But the foundation denies the contribution was directed to the Intelligence Division. “The gift was an unrestricted gift to the General Fund. No such donation funded the International Liaison Program,” a spokesperson for the foundation told The Intercept.
When asked for further details, the spokesperson responded, “The gift was directed to upgrade NYPD equipment and facilities used to aid in criminal investigations throughout New York City.”
The foundation refused to provide information about which “criminal investigations” or equipment upgrades were funded by the UAE.
The embassy of the United Arab Emirates declined to comment about the $1 million contribution, which has not been previously reported. A February 2013 Washington Post article listed the Police Foundation as one of several recipients of funding from the UAE, but did not specify an amount, or the source of the information.
Strikingly little is known about the intended use of the $1 million. The Police Foundation never filed a Foreign Agent Registration Act (FARA) disclosure, a federal disclosure required from individuals and organizations (usually law firms and consultants) who work on behalf of a foreign country or political party, or any other public acknowledgement of the UAE embassy’s contribution.
A 2013 report by the Brennan Center documented the role the NYC Police Foundation plays in funding the Intelligence Division’s overseas operations. “Funding for [NYPD] counterterrorism operations comes not only from the city, state, and federal governments, but also from two private foundations,” the report said. “The New York City Police Foundation pays for the NYPD’s overseas intelligence operations, which span 11 locations around the world.”
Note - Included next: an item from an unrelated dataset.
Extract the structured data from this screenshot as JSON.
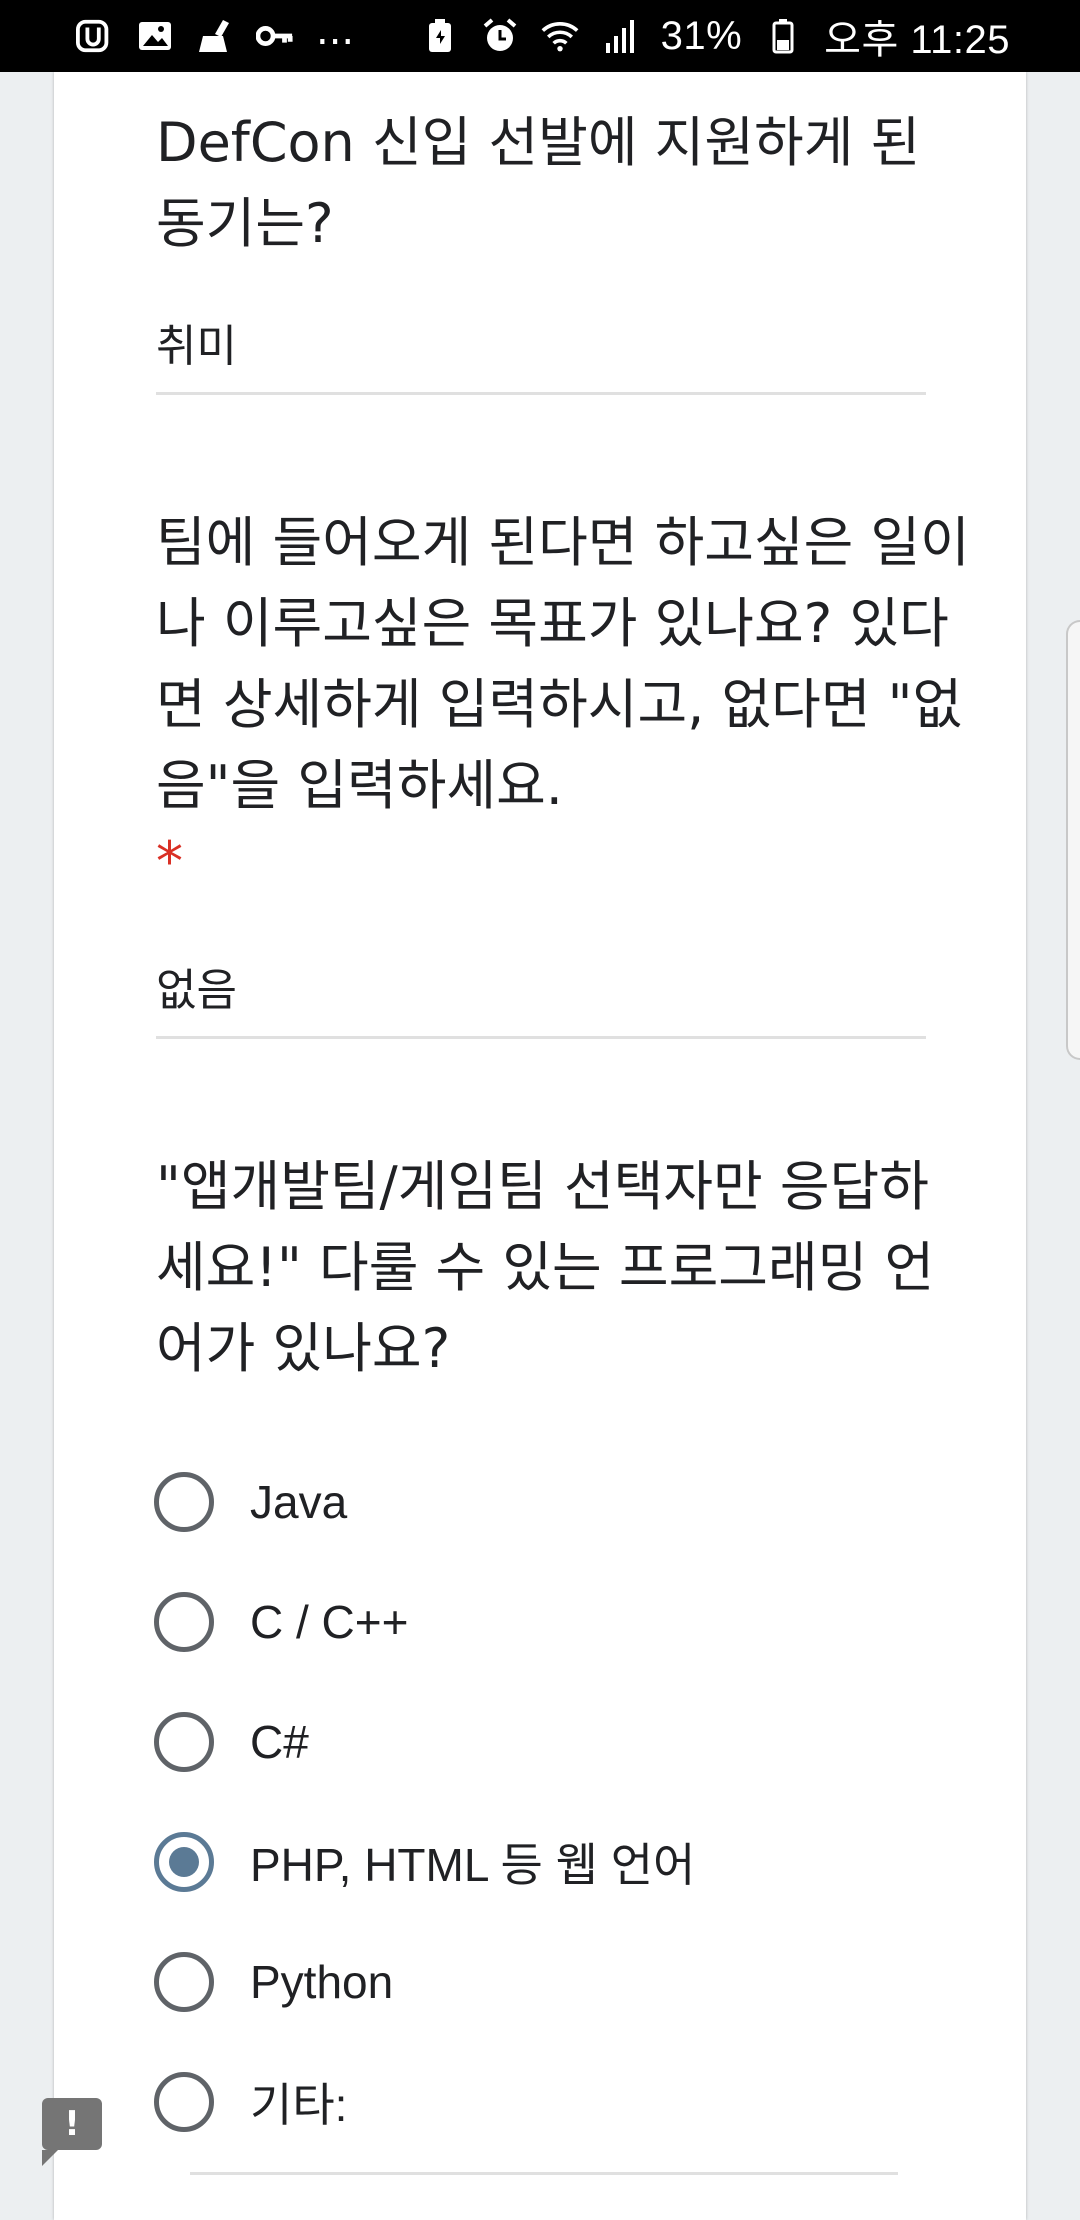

The NYPD has had a presence in Abu Dhabi since at least 2009. In 2012, then-Commissioner Ray Kelly travelled to the UAE to sign an information-sharing agreement between the country and the department. At the time of the trip, it was disclosed that the memorandum of understanding would “[allow] for the exchange of ideas and training methods” between the NYPD and the UAE.
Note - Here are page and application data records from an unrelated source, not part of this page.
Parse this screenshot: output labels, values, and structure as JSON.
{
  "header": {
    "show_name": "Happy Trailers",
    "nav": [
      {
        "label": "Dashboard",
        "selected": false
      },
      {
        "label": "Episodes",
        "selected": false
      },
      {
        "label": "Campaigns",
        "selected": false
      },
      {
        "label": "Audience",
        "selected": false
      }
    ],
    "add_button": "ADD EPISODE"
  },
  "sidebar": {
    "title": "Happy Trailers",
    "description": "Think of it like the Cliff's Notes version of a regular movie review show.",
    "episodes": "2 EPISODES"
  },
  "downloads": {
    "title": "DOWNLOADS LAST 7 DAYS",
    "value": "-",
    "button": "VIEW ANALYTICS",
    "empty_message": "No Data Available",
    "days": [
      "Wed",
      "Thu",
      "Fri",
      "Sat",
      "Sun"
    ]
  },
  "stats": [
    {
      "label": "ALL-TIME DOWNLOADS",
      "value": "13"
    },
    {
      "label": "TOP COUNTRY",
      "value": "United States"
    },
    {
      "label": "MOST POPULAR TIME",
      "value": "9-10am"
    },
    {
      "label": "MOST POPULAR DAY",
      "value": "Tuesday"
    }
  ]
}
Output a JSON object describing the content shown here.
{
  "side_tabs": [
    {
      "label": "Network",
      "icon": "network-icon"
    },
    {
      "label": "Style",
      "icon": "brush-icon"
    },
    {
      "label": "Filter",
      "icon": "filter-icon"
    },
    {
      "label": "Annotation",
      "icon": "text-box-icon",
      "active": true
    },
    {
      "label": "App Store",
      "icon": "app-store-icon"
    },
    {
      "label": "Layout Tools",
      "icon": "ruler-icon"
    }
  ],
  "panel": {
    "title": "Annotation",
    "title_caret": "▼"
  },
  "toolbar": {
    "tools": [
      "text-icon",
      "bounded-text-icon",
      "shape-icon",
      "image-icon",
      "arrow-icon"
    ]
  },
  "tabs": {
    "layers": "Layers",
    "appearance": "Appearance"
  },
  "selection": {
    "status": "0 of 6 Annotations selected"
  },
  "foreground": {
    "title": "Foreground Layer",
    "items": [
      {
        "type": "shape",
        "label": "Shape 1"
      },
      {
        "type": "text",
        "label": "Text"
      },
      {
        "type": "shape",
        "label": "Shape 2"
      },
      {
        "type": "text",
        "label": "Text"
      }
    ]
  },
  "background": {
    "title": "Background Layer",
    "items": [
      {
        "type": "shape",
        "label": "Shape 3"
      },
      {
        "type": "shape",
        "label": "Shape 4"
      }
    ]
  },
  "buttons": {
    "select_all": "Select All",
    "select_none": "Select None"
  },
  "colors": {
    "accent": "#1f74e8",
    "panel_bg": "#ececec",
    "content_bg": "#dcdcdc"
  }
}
For its part, the UAE said in a statement released at the time that the agreement would entail “the exchange of security information as is permitted by laws” and allow both parties to “achieve general security.”
While the Liaison Program is notoriously opaque, comments by Kelly at a 2012 Carnegie Foundation event gave some insight into its operation: “[The program] has been very helpful in a variety of ways — again, funded by the Police Foundation. We are not using tax levy funds to pay their expenses. Their expenses are paid by the Foundation”.
On April 19, 2013, as Dzhokhar Tsarnaev lay bleeding from gunshot wounds in a suburban Boston backyard, he scrawled a note that contained the following message:
“The US Government is killing our innocent civilians but most of you already know that….I don’t like killing innocent people it is forbidden in Islam but due to said [unintelligible] it is allowed…Stop killing our innocent people and we will stop.”
This message mirrored comments Tsarnaev would later give to investigators, in which he cited grievances over American wars in Afghanistan and Iraq as his motivation for the 2013 bombing of the Boston Marathon.
In his trial, which begins today, more details are expected to emerge about how he went from a popular college student to an alleged homegrown terrorist.
Widely described as a “self-radicalized” terrorist, Tsarnaev now serves as a prime example of the type of individual targeted by Countering Violent Extremist (CVE) programs. Yet in fact, Tsarnaev’s life trajectory leading up to the bombing does not resemble the “path to radicalization” identified in CVE frameworks — raising questions about the capacity of these programs to intervene effectively to preempt terrorism.